FARGO — You've seen the red-and-white heart suit, the #CountMe hashtag and ads for what organizers call the "Super Bowl of nonprofits" here and across the region.
Nearly 500 charities are getting ready for Giving Hearts Day, which falls on the second Thursday in February each year. In 2019, it just happens to be on Valentine's Day.
The 24-hour event is hosted by three Fargo organizations: Dakota Medical Foundation, Impact Institute and the Alex Stern Family Foundation. Last year, more than 28,000 people donated $13.1 million on Giving Hearts Day, an event that spans North Dakota and northwestern Minnesota.
Now in its twelfth year, most are familiar with the energy and impact — $55 million raised since inception — surrounding this day of donating. It's about supporting community organizations that aim to improve the quality of life of families, children, the elderly, refugees, those experiencing homelessness and others.
But there's still more to learn about Giving Hearts Day, especially when it comes to a few new aspects of the event and the milestones from past years.
1. The 'aha' origin
Back in 2008, before GoFundMe and Venmo were popularized, people weren't as familiar or comfortable with online donating. But Jeana Peinovich, director of Dakota Medical Foundation's Lend A Hand Up program, wanted to change that.

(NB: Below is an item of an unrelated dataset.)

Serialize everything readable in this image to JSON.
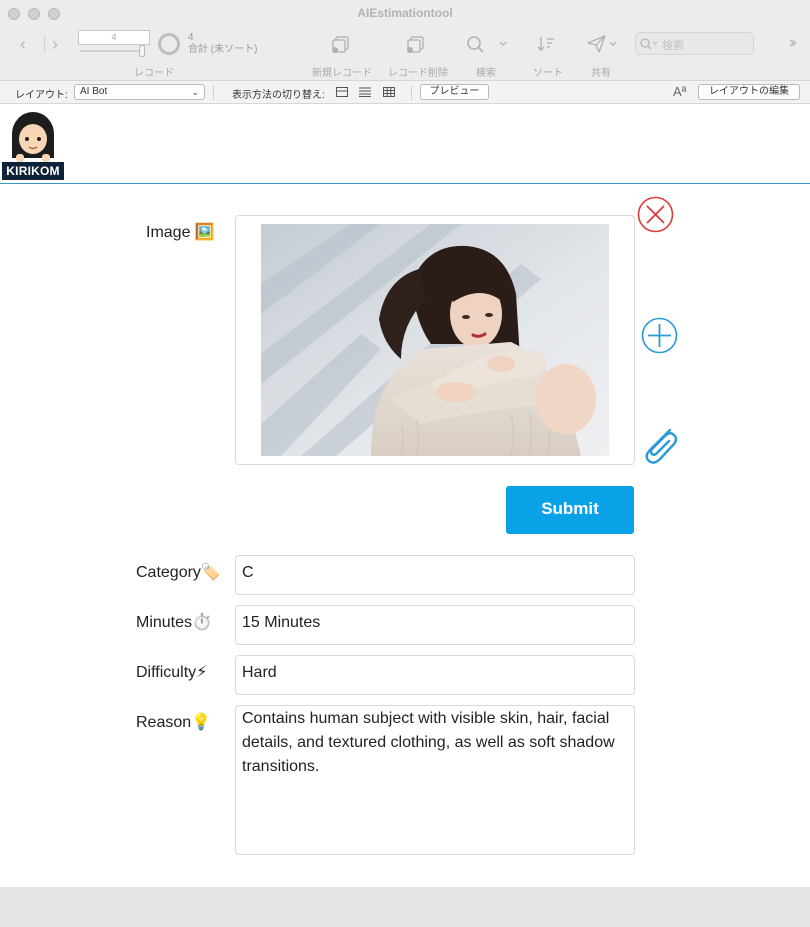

The program to raise funds for families facing medical crises was the springboard for Giving Hearts Day as it was one of the first nonprofits to which people could donate in the first year.
More than fundraising, Peinovich wanted the event to be something meaningful. When her mother mentioned how lonely Valentine's Day can be without a sweetheart to celebrate with, Peinovich had her "aha" moment and decided to connect charitable giving with the holiday.
Peinovich calls Giving Hearts Day a "practical way of giving in the middle of winter. It was an idea to help people feel good on Valentine's Day, like my mom."
The first year, Peinovich discussed the idea with her boss, Pat Traynor, who loved the concept, and they pulled off planning it within six weeks.
"People have good ideas all the time. I just happened to be working in an organization where you can share a good idea and they have the resources and tools to pull it off," she said. "It's inspiring. I feel grateful that I was able to be a part of something from the beginning that has become bigger than anyone of us dreamed it would be."
2. New this year
If you're too busy between work and Valentine's Day plans, there's now the option of scheduling a Giving Hearts donation online. Anytime between now and the day before Valentine’s Day, folks can go to the website www.impactgiveback.org, find an organization to donate to and click the box to have it processed on Giving Hearts Day with the thousands of other donations. So far, there have been more than 370 gifts scheduled, totaling $46,000.
Traynor said a few Giving Hearts gift cards were prototyped last year and are rolling out to all organizations and schools interested in using them as rewards for different contests. The cards come in amounts of $10 or $20, and are another way of supporting charities in the community. Giving Hearts has sold nearly 4,000 gift cards that have raised more than $116,000.
Also new this year are “snowbank signs.” There were 10,000 Giving Hearts Day signs made, and they're now in front yards throughout the region.
3. Its global reach
For the past two years and now looking for a three-peat, the local organization uCodeGirl has been honored by Giving Hearts Day for receiving donations from all seven continents.
Founder Betty Gronneberg said her nonprofit's mission is universal and far-reaching because economic empowerment of women through education, more specifically through STEM (science, technology, engineering and math), is inspiring for people everywhere.
"It's heartening to see people from Africa and Australia supporting the people of North Dakota — Antarctica, too," Gronneberg said. "We are all in it together, in the same world."
Gronneberg started the nonprofit in May 2016, and about 200 girls have gone through the program, which starts registration in the spring. In 2018, uCodeGirl was also honored for having the most states donate to the nonprofit on Giving Hearts Day.
4. Mr. Matchy Matchy retiring
Scott Holdman, with the Impact Foundation, has been associated with Mr. Matchy Matchy since the character was unveiled several years ago to promote Giving Hearts Day.
Holdman said Mr. Matchy Matchy is now retired, though he says plenty of folks still sport the signature look of a red-and-white heart suit and tie, along with white horn-rimmed frame glasses.
Mr. Matchy Matchy was to encourage donors to “be a match, or match the match” of a gift, donating a dollar-for-dollar match of an amount raised.
Now on Giving Hearts Day there will be five “field correspondents” in the signature suits who will be interviewing charities all day in a live feed online at GivingHeartsDay.org, while also appearing on local TV news programs.
5. Going big or small
It only takes a minimum donation of $10 to be part of Giving Hearts Day, which adds up fast when thousands of people are giving throughout the one-day event.
Some nonprofits have set large goals for the event this year, including the New Life Center, a Fargo homeless shelter at 1902 3rd Ave. N.
Rob Swiers, the center's executive director, said his nonprofit is funding a nearly $5 million rebuilding project of the thrift store and shelter.
Swiers said New Life has secured a $500,000 match, so the center is hoping to reach $1 million on Giving Hearts Day.